A paved yard lying at the heart of Eton’s most ancient buildings.
Sent Up For Good
A boy whose work in a subject is outstandingly good may be ‘Sent Up for Good’; he shows the Head Master or Lower Master a sample of his work, which is then lodged in the College Archives.
An ‘exeat’ weekend when all boys go home.
If a boy does a particularly good piece of work, his Division Master may give him a Show Up; the boy has the work signed by his House Master and Tutor.
Sixth Form Select
The academic elite of the School: the top 20-25 Collegers and Oppidans in B Block. They are responsible for performing speeches, praeposting (calling boys to the Bill) and they attend the Head Master’s Essay Society.
A place in a House where messages can be left, and where boys tend to congregate.
Either a boy who does not play sport or a boy who is neither a Dry Bob nor a Wet Bob; i.e. they participate in neither cricket nor rowing. An obituary to a mathematics Master in the 20 June 1975 edition of the Chronicle includes the quote, “I can stomach an atheist, I can stomach a Socialist, but don’t let me come across a slack bob”.
An event on the Fourth of June when members of Sixth Form Select recite ‘speeches’: numerous parents and members of the community attend. There are also speeches in the winter Halves, attended by B or C Block.
Excused owing to illness.
A wing collar with white bow tie worn with School Dress by senior boys who have distinguished themselves in various specific ways (House Captains are entitled to wear stick-ups, for instance).
The same as School Dress.
A sanction for late work or arriving late to a lesson. It involves signing a book in School Office early in the morning.
Thames Valley Athletic Centre
An athletic facility owned by Eton but administered by the local authority, and used jointly by the School and local athletics clubs.
A Master who is responsible for a particular boy’s academic progress.

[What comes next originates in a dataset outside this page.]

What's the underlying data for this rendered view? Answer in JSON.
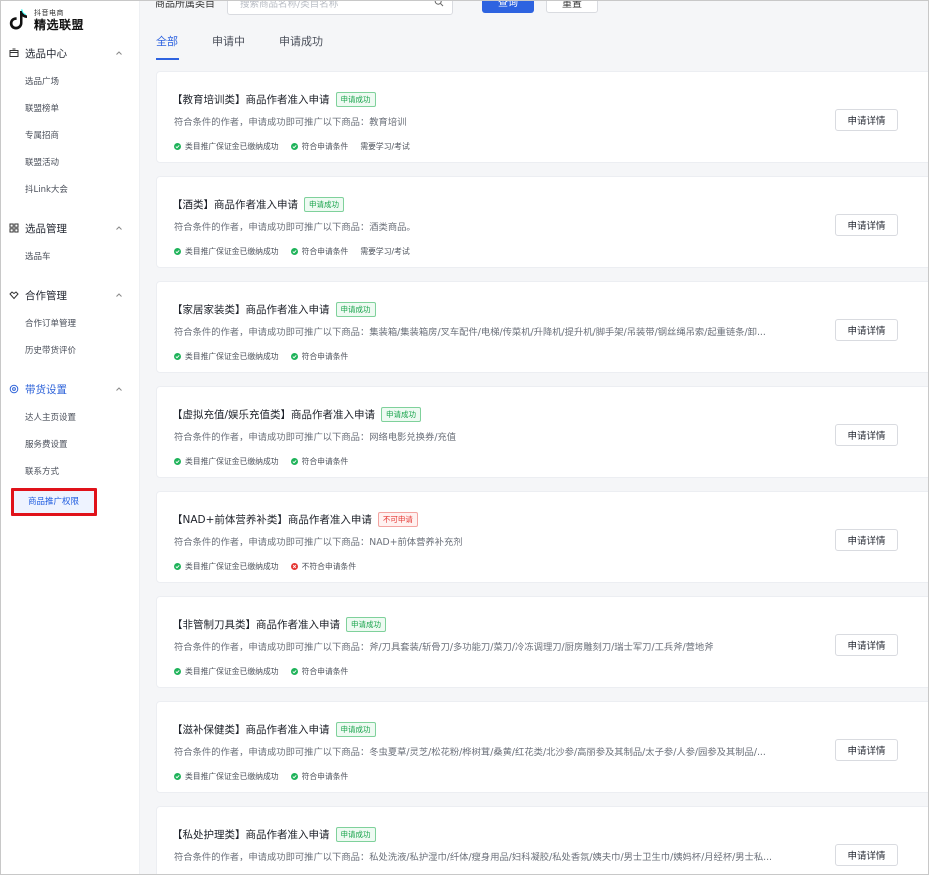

Boys meet their Tutor in small groups once a week in an informal way.
The weekly session when a non-Specialist Tutor sees their pupils.
The second classroom at Eton to be built, in the 17th century.
Taught by: I’m up to Mr Newton for Maths.
The Deputy Chairman of the governing body; frequently a former Master.
The wall against which the Wall Game is played.
The Wall Game
The Wall Game is played throughout the Michaelmas Half by boys of all ages.